Once you have the existing expenses on your books properly categorized, you can implement the solutions above for future purchases.
How Do You Know If You Should Have a Separate Business Bank Account?
It’s almost never too early to set up a business account. And you should always track expenses from the beginning. But if you still don’t have a business account when any one of these three events occur, it’s time to get one:
- When you have business partners. A business partnership can turn sour if expenses and financial problems create friction. A separate business account sets a clear boundary between each partner’s individual finances and the company’s cash.
- When you start paying out reimbursements. It’s easier to hand an employee a company card for business expenses rather than ask them to make a purchase for later reimbursement.
- When expense tracking becomes a burden. Keep an eye on business activity and your growth. The more activity that happens, especially by different people, the more likely it is that you need a different account.
Tagging old personal and business expenses is painful, but it’s a necessary step to take before taxes are due. If you can stay on top of those expenses every month, it won’t just save you a yearly headache. It also means you’ll be better equipped to make decisions based on accurate financial information for your business.
Hopefully this article gave you a few tips that make it easier to keep track of your expenses going forward.

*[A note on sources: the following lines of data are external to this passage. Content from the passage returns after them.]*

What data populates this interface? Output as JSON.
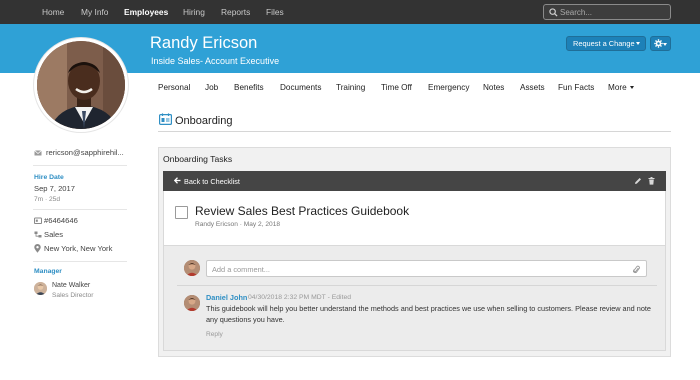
{
  "nav": {
    "items": [
      {
        "label": "Home",
        "active": false
      },
      {
        "label": "My Info",
        "active": false
      },
      {
        "label": "Employees",
        "active": true
      },
      {
        "label": "Hiring",
        "active": false
      },
      {
        "label": "Reports",
        "active": false
      },
      {
        "label": "Files",
        "active": false
      }
    ],
    "search_placeholder": "Search..."
  },
  "profile": {
    "name": "Randy Ericson",
    "job_title": "Inside Sales- Account Executive",
    "request_change_label": "Request a Change",
    "settings_icon": "gear-icon"
  },
  "tabs": [
    "Personal",
    "Job",
    "Benefits",
    "Documents",
    "Training",
    "Time Off",
    "Emergency",
    "Notes",
    "Assets",
    "Fun Facts",
    "More"
  ],
  "sidebar": {
    "email": "rericson@sapphirehil...",
    "hire_date_label": "Hire Date",
    "hire_date": "Sep 7, 2017",
    "tenure": "7m · 25d",
    "employee_id": "#6464646",
    "department": "Sales",
    "location": "New York, New York",
    "manager_label": "Manager",
    "manager_name": "Nate Walker",
    "manager_title": "Sales Director"
  },
  "section": {
    "title": "Onboarding",
    "panel_title": "Onboarding Tasks",
    "back_label": "Back to Checklist"
  },
  "task": {
    "title": "Review Sales Best Practices Guidebook",
    "meta": "Randy Ericson · May 2, 2018",
    "completed": false
  },
  "comments": {
    "placeholder": "Add a comment...",
    "items": [
      {
        "author": "Daniel John",
        "date": "04/30/2018 2:32 PM MDT - Edited",
        "body": "This guidebook will help you better understand the methods and best practices we use when selling to customers. Please review and note any questions you have.",
        "reply_label": "Reply"
      }
    ]
  },
  "colors": {
    "header_blue": "#2fa1d6",
    "nav_dark": "#333333",
    "link_blue": "#2f8fc4",
    "card_bar": "#454545"
  }
}
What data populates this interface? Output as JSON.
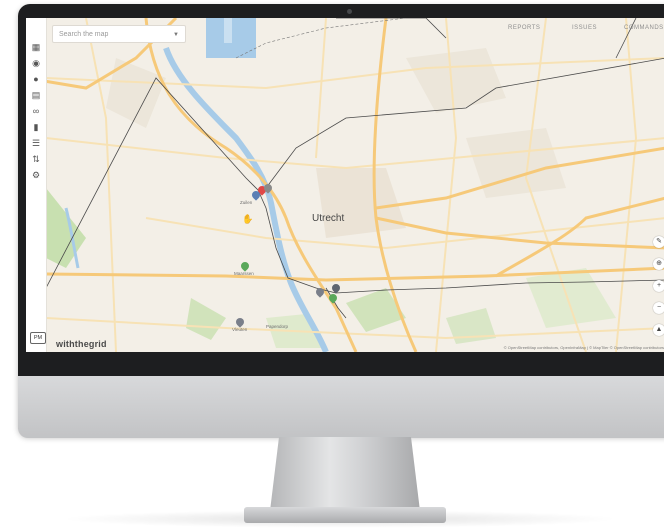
{
  "search": {
    "placeholder": "Search the map"
  },
  "topnav": [
    "REPORTS",
    "ISSUES",
    "COMMANDS"
  ],
  "map": {
    "city": "Utrecht",
    "stations": [
      "Zuilen",
      "Maarssen",
      "Vleuten",
      "Papendorp"
    ],
    "logo": "withthegrid",
    "mode_badge": "PM",
    "attribution": "© OpenStreetMap contributors, OpenInfraMap | © MapTiler © OpenStreetMap contributors"
  },
  "toolbar_icons": [
    "map-icon",
    "globe-icon",
    "pin-icon",
    "grid-icon",
    "connection-icon",
    "chart-icon",
    "layers-icon",
    "sort-icon",
    "gear-icon"
  ],
  "zoom_controls": [
    "edit",
    "locate",
    "zoom-in",
    "zoom-out",
    "compass"
  ],
  "colors": {
    "road_major": "#f6c979",
    "road_minor": "#f7e2b5",
    "water": "#a7cbe8",
    "green": "#c8e0b0",
    "line": "#4a4a4a"
  }
}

At Pilot, we have a team of expert bookkeepers using unique tools to automate the most error-prone aspects of bookkeeping. If you want to keep better books, try Pilot .